"Somebody asked, 'Does anybody know what time it is?'" Mrs. Henkins said.
"I don't know where the voice came from, but we looked down toward the garage and saw this head looking at us around the corner. It had dazzling eyes, in the dark. They were as big as golf balls. It had a big head covered with hair."
The women bolted.
Mrs. Henkins said the source of the man's voice remains a mystery to her.
Sheriff Anderson said he isn't sure what will happen next. He said he has sent a team of deputies to patrol the village at night "to look around" and to handle the nocturnal traffic of sightseers.
"There really isn't much we can do," he said.
"If there is an Ottosen creature, it has likely by now taken off for parts unknown," Cook said. "Townsfolk and curiosity seekers have long scared it off," he said. But he remains firm in his belief about Bigfoot in the Midlands.
"He is intelligent in the sense he knows how to survive. He is very shy toward people. People have seen him but they either don't believe what they see or they're afraid to speak out because people think they're crazy."
"But its only a matter of time before he's caught.
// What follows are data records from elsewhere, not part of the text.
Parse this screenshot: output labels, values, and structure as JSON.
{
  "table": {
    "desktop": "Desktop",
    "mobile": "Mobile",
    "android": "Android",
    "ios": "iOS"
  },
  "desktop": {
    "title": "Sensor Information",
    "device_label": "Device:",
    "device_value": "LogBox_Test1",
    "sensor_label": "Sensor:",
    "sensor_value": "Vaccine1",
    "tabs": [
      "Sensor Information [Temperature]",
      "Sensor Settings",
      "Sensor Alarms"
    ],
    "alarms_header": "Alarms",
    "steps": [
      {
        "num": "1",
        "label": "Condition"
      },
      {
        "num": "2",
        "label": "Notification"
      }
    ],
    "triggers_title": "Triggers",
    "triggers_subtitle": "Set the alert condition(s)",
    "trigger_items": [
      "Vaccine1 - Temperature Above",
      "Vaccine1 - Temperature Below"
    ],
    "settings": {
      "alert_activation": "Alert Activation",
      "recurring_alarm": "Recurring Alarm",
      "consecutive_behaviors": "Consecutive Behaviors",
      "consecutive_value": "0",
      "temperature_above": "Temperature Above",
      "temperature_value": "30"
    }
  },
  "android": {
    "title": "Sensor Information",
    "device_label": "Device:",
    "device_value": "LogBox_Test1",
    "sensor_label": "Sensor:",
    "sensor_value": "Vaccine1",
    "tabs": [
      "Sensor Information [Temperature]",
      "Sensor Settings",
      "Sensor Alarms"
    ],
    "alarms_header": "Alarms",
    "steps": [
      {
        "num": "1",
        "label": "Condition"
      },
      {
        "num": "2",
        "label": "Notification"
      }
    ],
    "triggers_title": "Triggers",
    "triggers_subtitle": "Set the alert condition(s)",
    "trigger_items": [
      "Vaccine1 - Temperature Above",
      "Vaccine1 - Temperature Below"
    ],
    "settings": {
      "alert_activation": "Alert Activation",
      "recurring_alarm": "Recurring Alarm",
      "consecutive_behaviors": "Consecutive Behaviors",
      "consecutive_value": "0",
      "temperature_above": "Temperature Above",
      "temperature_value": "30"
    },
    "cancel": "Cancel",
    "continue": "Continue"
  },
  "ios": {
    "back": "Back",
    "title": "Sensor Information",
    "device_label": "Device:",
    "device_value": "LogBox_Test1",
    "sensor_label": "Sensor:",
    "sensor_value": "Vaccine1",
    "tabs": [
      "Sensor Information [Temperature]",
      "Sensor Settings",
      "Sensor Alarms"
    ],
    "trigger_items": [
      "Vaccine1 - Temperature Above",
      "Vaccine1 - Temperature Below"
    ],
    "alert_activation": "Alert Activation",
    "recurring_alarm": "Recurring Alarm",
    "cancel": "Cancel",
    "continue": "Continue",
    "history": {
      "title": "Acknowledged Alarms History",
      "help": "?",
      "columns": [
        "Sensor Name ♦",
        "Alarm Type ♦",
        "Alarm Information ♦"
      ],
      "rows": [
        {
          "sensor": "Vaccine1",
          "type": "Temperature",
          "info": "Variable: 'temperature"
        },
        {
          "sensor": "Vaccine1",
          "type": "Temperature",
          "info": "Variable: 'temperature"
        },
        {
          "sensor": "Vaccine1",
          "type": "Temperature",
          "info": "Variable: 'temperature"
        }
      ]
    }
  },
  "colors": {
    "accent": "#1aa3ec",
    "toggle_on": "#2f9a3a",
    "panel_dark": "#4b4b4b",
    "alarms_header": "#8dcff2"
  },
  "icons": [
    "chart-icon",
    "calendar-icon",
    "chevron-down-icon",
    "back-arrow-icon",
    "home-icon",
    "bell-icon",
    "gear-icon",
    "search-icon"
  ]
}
It may be a hunter or somebody who is out looking for him."
Mrs. Henkins said she hopes that day isn't too far away.
One late evening, when the sightseers are gone and the wind whips through the trees, Mrs. Henkins wonders if something is roaming outside in the shadows.
"There are nights I just can't sleep," she said.